An identical copy of every entry below is the required output.

_Entries taken from a collection:_
--------------------------------

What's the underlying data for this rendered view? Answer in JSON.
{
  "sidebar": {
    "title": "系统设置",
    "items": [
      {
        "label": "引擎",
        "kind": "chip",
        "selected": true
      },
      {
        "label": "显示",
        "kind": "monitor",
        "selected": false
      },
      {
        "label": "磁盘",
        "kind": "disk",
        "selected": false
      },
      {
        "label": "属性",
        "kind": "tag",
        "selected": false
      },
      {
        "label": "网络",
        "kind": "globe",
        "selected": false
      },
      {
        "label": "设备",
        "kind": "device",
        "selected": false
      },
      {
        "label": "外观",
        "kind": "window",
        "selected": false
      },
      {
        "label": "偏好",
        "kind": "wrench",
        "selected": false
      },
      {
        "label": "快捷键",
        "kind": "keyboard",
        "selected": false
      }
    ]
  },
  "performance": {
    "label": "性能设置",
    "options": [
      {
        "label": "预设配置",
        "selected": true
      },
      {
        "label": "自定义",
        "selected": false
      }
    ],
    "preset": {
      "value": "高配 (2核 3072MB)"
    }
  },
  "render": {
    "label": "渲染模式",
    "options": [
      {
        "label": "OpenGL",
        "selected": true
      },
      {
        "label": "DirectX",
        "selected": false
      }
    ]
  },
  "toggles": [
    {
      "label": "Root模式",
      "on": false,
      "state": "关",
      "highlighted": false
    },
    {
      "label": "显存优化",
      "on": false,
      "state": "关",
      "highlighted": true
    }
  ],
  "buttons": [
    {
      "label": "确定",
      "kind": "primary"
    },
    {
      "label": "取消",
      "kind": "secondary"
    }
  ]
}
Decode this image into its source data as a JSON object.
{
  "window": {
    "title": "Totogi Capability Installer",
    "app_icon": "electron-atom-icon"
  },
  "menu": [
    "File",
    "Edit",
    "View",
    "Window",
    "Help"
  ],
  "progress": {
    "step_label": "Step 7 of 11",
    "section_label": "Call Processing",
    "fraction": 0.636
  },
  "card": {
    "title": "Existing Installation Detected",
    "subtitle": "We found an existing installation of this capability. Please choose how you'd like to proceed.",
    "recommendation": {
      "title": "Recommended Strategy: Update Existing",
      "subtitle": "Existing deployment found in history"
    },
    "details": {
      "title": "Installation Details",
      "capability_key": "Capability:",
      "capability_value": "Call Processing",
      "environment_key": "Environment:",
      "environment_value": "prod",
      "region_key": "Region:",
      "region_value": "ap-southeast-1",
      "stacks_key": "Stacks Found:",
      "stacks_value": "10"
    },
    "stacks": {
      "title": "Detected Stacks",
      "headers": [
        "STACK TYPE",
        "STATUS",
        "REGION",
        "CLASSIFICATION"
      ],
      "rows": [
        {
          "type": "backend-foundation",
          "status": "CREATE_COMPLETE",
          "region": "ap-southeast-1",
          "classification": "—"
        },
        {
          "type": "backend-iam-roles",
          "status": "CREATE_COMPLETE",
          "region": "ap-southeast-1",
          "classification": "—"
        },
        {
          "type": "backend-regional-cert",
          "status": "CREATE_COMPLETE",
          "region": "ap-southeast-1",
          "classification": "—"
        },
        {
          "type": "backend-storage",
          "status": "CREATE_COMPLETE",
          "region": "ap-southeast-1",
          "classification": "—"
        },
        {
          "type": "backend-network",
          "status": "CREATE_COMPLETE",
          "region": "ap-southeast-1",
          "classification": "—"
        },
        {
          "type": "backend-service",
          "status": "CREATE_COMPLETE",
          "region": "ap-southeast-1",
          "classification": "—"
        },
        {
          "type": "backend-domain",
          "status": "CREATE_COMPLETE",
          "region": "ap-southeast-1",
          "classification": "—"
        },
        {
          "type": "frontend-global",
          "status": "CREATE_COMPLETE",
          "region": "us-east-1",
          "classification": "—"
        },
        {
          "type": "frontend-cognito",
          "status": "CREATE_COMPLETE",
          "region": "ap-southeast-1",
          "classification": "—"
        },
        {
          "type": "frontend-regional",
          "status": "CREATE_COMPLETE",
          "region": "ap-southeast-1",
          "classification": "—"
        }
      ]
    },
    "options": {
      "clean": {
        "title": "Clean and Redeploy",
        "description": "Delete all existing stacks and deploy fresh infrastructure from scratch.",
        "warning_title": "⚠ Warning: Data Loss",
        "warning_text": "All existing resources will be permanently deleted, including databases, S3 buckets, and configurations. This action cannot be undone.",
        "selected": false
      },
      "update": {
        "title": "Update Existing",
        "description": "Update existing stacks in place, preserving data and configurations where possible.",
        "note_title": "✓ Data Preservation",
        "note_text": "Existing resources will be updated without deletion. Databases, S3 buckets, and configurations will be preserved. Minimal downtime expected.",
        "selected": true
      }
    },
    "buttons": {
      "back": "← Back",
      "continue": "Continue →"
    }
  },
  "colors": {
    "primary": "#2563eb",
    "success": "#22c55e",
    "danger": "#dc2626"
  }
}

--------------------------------

_RESULT:_
What's the underlying data for this rendered view? Answer in JSON.
{
  "sidebar": {
    "title": "系统设置",
    "items": [
      {
        "label": "引擎",
        "kind": "chip",
        "selected": true
      },
      {
        "label": "显示",
        "kind": "monitor",
        "selected": false
      },
      {
        "label": "磁盘",
        "kind": "disk",
        "selected": false
      },
      {
        "label": "属性",
        "kind": "tag",
        "selected": false
      },
      {
        "label": "网络",
        "kind": "globe",
        "selected": false
      },
      {
        "label": "设备",
        "kind": "device",
        "selected": false
      },
      {
        "label": "外观",
        "kind": "window",
        "selected": false
      },
      {
        "label": "偏好",
        "kind": "wrench",
        "selected": false
      },
      {
        "label": "快捷键",
        "kind": "keyboard",
        "selected": false
      }
    ]
  },
  "performance": {
    "label": "性能设置",
    "options": [
      {
        "label": "预设配置",
        "selected": true
      },
      {
        "label": "自定义",
        "selected": false
      }
    ],
    "preset": {
      "value": "高配 (2核 3072MB)"
    }
  },
  "render": {
    "label": "渲染模式",
    "options": [
      {
        "label": "OpenGL",
        "selected": true
      },
      {
        "label": "DirectX",
        "selected": false
      }
    ]
  },
  "toggles": [
    {
      "label": "Root模式",
      "on": false,
      "state": "关",
      "highlighted": false
    },
    {
      "label": "显存优化",
      "on": false,
      "state": "关",
      "highlighted": true
    }
  ],
  "buttons": [
    {
      "label": "确定",
      "kind": "primary"
    },
    {
      "label": "取消",
      "kind": "secondary"
    }
  ]
}
Decode this image into its source data as a JSON object.
{
  "window": {
    "title": "Totogi Capability Installer",
    "app_icon": "electron-atom-icon"
  },
  "menu": [
    "File",
    "Edit",
    "View",
    "Window",
    "Help"
  ],
  "progress": {
    "step_label": "Step 7 of 11",
    "section_label": "Call Processing",
    "fraction": 0.636
  },
  "card": {
    "title": "Existing Installation Detected",
    "subtitle": "We found an existing installation of this capability. Please choose how you'd like to proceed.",
    "recommendation": {
      "title": "Recommended Strategy: Update Existing",
      "subtitle": "Existing deployment found in history"
    },
    "details": {
      "title": "Installation Details",
      "capability_key": "Capability:",
      "capability_value": "Call Processing",
      "environment_key": "Environment:",
      "environment_value": "prod",
      "region_key": "Region:",
      "region_value": "ap-southeast-1",
      "stacks_key": "Stacks Found:",
      "stacks_value": "10"
    },
    "stacks": {
      "title": "Detected Stacks",
      "headers": [
        "STACK TYPE",
        "STATUS",
        "REGION",
        "CLASSIFICATION"
      ],
      "rows": [
        {
          "type": "backend-foundation",
          "status": "CREATE_COMPLETE",
          "region": "ap-southeast-1",
          "classification": "—"
        },
        {
          "type": "backend-iam-roles",
          "status": "CREATE_COMPLETE",
          "region": "ap-southeast-1",
          "classification": "—"
        },
        {
          "type": "backend-regional-cert",
          "status": "CREATE_COMPLETE",
          "region": "ap-southeast-1",
          "classification": "—"
        },
        {
          "type": "backend-storage",
          "status": "CREATE_COMPLETE",
          "region": "ap-southeast-1",
          "classification": "—"
        },
        {
          "type": "backend-network",
          "status": "CREATE_COMPLETE",
          "region": "ap-southeast-1",
          "classification": "—"
        },
        {
          "type": "backend-service",
          "status": "CREATE_COMPLETE",
          "region": "ap-southeast-1",
          "classification": "—"
        },
        {
          "type": "backend-domain",
          "status": "CREATE_COMPLETE",
          "region": "ap-southeast-1",
          "classification": "—"
        },
        {
          "type": "frontend-global",
          "status": "CREATE_COMPLETE",
          "region": "us-east-1",
          "classification": "—"
        },
        {
          "type": "frontend-cognito",
          "status": "CREATE_COMPLETE",
          "region": "ap-southeast-1",
          "classification": "—"
        },
        {
          "type": "frontend-regional",
          "status": "CREATE_COMPLETE",
          "region": "ap-southeast-1",
          "classification": "—"
        }
      ]
    },
    "options": {
      "clean": {
        "title": "Clean and Redeploy",
        "description": "Delete all existing stacks and deploy fresh infrastructure from scratch.",
        "warning_title": "⚠ Warning: Data Loss",
        "warning_text": "All existing resources will be permanently deleted, including databases, S3 buckets, and configurations. This action cannot be undone.",
        "selected": false
      },
      "update": {
        "title": "Update Existing",
        "description": "Update existing stacks in place, preserving data and configurations where possible.",
        "note_title": "✓ Data Preservation",
        "note_text": "Existing resources will be updated without deletion. Databases, S3 buckets, and configurations will be preserved. Minimal downtime expected.",
        "selected": true
      }
    },
    "buttons": {
      "back": "← Back",
      "continue": "Continue →"
    }
  },
  "colors": {
    "primary": "#2563eb",
    "success": "#22c55e",
    "danger": "#dc2626"
  }
}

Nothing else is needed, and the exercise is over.